--- WHAT THE TASK ASKS ---
For the records below, say how many lines contain the string "Departamento". Give the number only.

-------- SOURCE DATA --------

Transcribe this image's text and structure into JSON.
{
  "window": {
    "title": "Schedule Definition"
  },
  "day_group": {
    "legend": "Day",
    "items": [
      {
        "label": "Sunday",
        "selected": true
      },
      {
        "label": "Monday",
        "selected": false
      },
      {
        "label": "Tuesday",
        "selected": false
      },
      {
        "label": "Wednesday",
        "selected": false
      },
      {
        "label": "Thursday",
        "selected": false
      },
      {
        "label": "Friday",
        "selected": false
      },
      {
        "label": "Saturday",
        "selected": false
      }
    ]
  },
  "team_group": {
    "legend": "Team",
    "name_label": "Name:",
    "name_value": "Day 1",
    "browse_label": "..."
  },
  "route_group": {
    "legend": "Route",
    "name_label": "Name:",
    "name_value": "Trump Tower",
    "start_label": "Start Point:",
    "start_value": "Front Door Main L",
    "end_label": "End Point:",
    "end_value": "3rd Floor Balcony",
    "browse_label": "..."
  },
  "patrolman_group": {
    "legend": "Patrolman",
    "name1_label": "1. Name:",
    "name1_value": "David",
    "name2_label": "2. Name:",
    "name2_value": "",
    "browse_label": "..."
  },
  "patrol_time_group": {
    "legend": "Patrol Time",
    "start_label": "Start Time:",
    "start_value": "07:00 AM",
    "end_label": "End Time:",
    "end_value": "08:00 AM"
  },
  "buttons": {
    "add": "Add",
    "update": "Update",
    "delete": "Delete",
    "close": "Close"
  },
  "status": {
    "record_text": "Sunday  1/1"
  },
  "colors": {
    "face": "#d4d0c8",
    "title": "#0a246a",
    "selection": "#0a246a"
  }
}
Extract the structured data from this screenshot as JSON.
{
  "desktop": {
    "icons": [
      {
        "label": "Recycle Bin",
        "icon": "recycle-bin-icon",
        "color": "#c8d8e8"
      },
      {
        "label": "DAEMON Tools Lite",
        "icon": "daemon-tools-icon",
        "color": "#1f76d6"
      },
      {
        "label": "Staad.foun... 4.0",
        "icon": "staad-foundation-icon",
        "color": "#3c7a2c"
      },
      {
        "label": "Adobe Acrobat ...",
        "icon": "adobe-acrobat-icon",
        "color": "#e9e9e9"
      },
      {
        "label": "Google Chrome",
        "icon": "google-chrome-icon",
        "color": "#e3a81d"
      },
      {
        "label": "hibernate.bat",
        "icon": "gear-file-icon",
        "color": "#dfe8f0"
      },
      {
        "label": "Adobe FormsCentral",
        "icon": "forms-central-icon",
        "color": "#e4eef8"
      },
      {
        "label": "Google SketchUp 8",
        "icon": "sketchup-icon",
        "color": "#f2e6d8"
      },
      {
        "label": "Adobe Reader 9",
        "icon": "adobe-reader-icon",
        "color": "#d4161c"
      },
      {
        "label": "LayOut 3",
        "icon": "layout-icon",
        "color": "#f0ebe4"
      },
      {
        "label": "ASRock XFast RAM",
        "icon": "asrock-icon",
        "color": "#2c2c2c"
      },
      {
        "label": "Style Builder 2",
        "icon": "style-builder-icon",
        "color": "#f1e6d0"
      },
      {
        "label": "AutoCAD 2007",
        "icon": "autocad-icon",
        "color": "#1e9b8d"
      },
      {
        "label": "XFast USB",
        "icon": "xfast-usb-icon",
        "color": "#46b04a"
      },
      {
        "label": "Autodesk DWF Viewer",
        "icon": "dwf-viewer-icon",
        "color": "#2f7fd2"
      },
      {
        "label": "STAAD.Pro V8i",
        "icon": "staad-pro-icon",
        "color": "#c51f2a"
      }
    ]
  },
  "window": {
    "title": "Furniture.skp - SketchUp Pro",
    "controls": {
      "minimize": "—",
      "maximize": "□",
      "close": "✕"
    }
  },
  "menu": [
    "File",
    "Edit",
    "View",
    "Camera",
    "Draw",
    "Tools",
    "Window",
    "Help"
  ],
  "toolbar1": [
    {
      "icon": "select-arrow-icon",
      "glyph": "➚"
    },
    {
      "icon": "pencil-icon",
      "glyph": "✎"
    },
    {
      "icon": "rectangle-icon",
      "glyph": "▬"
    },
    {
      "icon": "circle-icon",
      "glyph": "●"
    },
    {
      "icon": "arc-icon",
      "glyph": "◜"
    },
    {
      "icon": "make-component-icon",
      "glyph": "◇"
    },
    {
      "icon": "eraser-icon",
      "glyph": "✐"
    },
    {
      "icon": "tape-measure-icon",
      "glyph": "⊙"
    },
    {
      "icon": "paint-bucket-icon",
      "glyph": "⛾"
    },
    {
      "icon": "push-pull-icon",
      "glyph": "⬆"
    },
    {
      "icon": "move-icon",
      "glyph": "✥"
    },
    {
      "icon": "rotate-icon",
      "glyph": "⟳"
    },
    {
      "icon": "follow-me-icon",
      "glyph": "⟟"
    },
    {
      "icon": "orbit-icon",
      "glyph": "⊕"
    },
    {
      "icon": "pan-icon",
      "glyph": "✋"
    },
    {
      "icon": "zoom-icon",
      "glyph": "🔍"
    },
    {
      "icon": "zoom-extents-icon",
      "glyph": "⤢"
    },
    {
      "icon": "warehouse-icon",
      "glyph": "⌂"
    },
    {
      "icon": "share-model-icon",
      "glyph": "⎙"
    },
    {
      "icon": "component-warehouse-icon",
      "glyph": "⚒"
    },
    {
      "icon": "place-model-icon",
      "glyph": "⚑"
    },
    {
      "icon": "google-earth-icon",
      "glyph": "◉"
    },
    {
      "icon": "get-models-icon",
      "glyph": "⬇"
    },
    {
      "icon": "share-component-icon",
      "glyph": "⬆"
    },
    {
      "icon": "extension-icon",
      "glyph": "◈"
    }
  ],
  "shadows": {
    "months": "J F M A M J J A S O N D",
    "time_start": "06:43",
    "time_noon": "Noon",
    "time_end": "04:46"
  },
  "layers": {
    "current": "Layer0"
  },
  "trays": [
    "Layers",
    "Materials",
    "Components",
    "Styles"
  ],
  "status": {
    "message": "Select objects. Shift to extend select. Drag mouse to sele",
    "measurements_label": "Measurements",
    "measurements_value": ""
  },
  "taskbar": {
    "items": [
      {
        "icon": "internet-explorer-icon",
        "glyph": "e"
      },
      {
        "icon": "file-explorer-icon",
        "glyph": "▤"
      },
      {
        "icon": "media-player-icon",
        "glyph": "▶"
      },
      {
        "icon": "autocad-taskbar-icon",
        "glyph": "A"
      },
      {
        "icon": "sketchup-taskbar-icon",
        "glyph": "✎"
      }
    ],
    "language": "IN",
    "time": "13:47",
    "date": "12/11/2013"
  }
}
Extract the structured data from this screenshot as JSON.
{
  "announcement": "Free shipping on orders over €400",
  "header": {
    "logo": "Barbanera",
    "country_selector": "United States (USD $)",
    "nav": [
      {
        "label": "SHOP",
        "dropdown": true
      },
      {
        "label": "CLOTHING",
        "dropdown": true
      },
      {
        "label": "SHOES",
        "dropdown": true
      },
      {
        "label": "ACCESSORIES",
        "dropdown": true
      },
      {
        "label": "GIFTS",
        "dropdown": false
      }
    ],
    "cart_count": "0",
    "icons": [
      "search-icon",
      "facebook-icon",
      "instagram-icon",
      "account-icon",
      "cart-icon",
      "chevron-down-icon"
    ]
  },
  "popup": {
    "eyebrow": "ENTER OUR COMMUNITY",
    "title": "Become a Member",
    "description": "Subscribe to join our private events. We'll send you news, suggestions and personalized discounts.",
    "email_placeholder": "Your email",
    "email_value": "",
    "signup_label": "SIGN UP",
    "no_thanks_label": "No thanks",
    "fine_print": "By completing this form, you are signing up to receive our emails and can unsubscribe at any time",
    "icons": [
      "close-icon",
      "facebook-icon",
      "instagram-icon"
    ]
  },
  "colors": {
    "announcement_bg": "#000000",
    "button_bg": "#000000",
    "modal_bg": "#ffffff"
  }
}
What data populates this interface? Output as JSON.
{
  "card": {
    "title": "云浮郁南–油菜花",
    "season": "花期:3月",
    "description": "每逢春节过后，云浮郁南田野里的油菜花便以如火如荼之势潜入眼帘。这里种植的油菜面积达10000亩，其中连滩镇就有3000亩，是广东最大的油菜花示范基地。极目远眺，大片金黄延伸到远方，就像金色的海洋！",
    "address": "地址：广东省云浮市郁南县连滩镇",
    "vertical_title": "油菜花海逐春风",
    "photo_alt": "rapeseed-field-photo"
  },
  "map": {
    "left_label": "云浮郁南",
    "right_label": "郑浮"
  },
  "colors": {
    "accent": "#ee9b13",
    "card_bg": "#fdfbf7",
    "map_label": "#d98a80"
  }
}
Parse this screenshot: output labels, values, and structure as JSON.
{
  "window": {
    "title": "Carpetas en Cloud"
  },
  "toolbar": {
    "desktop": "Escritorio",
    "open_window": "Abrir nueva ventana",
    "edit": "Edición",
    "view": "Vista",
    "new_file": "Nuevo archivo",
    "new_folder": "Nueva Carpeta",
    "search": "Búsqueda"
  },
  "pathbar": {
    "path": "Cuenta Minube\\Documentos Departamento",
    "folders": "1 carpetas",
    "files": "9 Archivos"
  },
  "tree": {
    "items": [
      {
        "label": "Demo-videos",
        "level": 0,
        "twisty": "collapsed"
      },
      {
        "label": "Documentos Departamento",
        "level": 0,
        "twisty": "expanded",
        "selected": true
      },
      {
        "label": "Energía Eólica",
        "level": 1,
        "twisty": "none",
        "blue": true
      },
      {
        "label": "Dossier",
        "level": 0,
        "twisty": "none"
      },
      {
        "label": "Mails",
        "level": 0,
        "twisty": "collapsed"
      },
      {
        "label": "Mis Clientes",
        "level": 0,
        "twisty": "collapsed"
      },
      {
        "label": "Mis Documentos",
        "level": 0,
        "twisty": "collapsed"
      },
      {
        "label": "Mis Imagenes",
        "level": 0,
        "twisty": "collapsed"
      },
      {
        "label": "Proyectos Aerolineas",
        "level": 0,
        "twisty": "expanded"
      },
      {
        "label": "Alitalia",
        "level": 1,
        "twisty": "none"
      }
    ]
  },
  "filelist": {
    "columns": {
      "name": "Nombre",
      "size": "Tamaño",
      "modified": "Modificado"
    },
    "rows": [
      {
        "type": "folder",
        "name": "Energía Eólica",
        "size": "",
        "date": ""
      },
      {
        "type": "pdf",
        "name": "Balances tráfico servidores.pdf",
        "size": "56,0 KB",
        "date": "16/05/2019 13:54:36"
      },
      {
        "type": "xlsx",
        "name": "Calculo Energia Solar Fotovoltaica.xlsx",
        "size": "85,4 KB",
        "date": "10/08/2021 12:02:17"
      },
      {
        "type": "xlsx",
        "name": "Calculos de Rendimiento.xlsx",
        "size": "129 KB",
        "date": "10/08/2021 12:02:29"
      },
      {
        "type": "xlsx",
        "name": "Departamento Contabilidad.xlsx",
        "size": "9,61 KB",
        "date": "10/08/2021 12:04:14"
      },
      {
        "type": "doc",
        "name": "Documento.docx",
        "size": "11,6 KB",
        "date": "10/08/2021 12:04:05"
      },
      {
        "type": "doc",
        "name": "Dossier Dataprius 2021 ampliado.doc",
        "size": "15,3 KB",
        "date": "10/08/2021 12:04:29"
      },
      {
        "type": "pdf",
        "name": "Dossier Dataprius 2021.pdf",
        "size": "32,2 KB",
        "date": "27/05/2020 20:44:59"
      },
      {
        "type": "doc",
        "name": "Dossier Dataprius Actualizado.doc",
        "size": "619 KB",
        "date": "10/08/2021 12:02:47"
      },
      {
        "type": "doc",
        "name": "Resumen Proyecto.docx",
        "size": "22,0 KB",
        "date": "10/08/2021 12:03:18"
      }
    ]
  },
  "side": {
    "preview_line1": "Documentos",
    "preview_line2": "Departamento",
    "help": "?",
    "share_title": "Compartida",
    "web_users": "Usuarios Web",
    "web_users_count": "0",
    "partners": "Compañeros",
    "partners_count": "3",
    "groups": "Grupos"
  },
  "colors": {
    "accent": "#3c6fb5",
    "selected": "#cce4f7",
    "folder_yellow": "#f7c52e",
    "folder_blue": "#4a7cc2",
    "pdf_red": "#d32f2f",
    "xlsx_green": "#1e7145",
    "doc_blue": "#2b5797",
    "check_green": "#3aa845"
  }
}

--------

--- RESULT OF THIS TASK ---
4